- _Required work_
Which lines of the data hold the word "JSON"? Copy all of them.

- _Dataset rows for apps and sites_
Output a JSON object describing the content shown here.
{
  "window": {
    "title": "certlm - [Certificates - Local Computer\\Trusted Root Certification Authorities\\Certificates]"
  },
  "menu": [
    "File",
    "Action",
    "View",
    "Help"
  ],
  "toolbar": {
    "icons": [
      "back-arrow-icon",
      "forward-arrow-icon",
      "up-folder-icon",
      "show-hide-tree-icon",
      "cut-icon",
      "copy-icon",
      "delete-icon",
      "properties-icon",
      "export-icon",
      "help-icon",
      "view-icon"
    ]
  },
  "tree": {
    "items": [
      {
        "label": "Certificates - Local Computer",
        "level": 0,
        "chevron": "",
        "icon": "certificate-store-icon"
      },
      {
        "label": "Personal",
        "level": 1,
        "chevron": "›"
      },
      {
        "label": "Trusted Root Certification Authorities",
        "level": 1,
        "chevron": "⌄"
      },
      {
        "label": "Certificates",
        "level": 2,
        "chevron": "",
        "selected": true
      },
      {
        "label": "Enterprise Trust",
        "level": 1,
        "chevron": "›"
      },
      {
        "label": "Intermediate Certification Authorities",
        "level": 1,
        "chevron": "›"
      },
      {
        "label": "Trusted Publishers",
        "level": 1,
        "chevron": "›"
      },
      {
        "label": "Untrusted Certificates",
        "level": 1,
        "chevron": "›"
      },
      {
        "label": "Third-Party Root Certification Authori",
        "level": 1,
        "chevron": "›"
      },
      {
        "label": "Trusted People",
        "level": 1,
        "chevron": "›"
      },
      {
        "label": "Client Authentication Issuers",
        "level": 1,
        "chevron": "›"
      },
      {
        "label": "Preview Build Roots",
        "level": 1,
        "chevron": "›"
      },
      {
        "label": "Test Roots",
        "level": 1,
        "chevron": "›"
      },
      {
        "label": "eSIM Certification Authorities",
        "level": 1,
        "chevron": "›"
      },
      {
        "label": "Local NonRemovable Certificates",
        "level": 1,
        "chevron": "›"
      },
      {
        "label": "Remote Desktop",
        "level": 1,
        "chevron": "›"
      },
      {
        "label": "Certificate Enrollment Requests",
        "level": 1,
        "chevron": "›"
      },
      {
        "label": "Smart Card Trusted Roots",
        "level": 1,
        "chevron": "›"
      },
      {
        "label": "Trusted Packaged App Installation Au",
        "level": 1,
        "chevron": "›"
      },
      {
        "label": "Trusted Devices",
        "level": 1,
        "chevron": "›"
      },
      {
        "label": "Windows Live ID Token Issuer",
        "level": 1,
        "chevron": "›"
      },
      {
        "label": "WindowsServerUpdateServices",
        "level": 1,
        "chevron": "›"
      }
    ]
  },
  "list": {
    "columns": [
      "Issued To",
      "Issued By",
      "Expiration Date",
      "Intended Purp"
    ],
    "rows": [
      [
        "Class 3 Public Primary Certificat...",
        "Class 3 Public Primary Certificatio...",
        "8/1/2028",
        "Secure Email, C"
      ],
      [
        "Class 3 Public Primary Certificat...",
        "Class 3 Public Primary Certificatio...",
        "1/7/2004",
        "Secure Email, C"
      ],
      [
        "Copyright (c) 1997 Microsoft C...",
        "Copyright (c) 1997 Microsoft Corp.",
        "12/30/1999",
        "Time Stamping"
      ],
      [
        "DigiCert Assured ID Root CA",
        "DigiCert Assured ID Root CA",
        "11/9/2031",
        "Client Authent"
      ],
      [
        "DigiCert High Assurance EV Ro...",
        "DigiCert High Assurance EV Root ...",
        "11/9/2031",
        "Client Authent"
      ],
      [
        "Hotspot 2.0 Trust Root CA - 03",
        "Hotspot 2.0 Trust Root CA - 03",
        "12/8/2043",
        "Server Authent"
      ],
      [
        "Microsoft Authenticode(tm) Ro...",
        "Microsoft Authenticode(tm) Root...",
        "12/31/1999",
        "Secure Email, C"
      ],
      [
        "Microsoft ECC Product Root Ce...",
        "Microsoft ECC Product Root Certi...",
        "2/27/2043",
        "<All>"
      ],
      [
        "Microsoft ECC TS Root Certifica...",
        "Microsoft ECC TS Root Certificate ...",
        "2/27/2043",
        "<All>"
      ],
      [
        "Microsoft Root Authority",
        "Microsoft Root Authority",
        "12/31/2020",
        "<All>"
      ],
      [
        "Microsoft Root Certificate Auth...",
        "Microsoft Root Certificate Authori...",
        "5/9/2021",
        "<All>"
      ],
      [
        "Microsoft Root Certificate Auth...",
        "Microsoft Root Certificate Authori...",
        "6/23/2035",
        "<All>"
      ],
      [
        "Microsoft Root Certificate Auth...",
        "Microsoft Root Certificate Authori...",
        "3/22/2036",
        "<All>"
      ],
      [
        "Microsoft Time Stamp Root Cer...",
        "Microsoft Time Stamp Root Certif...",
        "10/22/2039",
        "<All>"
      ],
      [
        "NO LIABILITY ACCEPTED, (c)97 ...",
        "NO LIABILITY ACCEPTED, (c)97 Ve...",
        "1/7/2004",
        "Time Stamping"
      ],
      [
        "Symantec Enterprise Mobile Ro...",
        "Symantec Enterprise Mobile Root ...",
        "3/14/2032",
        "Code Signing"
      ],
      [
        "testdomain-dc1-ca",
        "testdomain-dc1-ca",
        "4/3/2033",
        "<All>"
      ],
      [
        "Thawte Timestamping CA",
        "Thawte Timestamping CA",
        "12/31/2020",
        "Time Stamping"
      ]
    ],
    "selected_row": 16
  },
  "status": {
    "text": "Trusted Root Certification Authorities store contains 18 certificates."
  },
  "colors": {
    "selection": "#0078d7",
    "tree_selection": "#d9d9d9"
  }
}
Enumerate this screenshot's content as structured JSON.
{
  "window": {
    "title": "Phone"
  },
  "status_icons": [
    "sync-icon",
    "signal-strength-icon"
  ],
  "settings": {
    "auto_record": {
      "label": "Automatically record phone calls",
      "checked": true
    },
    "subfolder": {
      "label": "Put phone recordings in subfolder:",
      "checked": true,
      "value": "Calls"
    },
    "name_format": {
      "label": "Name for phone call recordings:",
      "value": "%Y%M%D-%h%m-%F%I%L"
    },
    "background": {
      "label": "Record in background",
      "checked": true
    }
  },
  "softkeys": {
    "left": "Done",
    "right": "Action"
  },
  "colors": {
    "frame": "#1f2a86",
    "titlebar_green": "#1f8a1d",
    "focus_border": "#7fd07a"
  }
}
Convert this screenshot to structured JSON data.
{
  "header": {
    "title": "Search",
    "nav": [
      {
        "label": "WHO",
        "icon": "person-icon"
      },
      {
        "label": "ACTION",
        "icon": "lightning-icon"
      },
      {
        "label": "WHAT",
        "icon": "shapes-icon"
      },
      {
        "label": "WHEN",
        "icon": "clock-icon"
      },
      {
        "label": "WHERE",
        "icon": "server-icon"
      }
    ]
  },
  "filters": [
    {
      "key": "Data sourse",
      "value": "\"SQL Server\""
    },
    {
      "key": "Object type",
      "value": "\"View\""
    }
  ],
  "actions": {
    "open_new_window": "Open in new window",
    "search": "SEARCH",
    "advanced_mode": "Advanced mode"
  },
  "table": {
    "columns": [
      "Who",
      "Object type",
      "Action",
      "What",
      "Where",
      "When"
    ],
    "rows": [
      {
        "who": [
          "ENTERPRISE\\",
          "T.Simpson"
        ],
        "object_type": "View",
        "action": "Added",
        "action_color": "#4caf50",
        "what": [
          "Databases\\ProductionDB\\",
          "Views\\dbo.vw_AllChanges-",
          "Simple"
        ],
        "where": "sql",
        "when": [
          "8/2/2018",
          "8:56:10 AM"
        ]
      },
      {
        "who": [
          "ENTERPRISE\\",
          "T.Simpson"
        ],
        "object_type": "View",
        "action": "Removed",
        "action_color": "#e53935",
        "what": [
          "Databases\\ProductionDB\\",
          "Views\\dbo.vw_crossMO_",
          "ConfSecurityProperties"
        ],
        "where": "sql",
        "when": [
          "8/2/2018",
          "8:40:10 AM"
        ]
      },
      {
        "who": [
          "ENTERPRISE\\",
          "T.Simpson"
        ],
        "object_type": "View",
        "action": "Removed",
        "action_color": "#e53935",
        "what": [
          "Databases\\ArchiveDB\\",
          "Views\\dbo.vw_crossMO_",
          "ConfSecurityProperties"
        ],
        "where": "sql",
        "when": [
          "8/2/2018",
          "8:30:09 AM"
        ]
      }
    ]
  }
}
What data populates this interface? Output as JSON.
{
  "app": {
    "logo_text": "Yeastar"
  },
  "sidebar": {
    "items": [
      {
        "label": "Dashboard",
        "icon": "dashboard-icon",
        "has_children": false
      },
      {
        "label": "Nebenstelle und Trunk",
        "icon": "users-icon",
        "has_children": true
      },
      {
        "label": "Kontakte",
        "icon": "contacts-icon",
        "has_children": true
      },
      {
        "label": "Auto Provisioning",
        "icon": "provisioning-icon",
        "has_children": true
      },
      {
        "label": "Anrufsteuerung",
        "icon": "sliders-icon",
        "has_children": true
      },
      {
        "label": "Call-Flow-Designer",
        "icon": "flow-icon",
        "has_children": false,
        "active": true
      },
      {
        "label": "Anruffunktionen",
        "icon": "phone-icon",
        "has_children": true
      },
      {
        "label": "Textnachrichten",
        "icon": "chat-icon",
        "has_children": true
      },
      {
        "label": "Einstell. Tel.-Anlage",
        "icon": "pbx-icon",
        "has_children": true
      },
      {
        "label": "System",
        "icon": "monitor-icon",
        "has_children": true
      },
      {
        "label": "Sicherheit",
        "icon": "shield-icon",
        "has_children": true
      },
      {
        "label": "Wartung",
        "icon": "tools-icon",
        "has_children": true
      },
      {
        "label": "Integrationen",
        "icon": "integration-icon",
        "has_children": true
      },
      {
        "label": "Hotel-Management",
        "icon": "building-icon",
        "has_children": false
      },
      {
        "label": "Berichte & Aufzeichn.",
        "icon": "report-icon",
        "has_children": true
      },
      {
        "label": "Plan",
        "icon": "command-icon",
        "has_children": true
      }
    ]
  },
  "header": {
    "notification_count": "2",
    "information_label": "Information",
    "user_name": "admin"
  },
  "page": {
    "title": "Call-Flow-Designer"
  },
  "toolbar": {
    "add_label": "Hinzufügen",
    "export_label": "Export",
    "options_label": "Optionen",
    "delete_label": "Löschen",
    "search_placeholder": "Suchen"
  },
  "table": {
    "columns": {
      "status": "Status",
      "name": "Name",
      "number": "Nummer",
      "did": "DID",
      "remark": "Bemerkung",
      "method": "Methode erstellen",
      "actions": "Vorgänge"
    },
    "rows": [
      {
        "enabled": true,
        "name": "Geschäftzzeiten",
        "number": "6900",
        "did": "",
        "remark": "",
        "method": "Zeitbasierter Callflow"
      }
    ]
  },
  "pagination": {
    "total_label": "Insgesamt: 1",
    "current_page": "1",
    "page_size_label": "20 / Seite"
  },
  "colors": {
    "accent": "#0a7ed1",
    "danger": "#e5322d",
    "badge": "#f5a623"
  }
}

- _Task output_
Output a JSON object describing the content shown here.
Enumerate this screenshot's content as structured JSON.
Convert this screenshot to structured JSON data.
What data populates this interface? Output as JSON.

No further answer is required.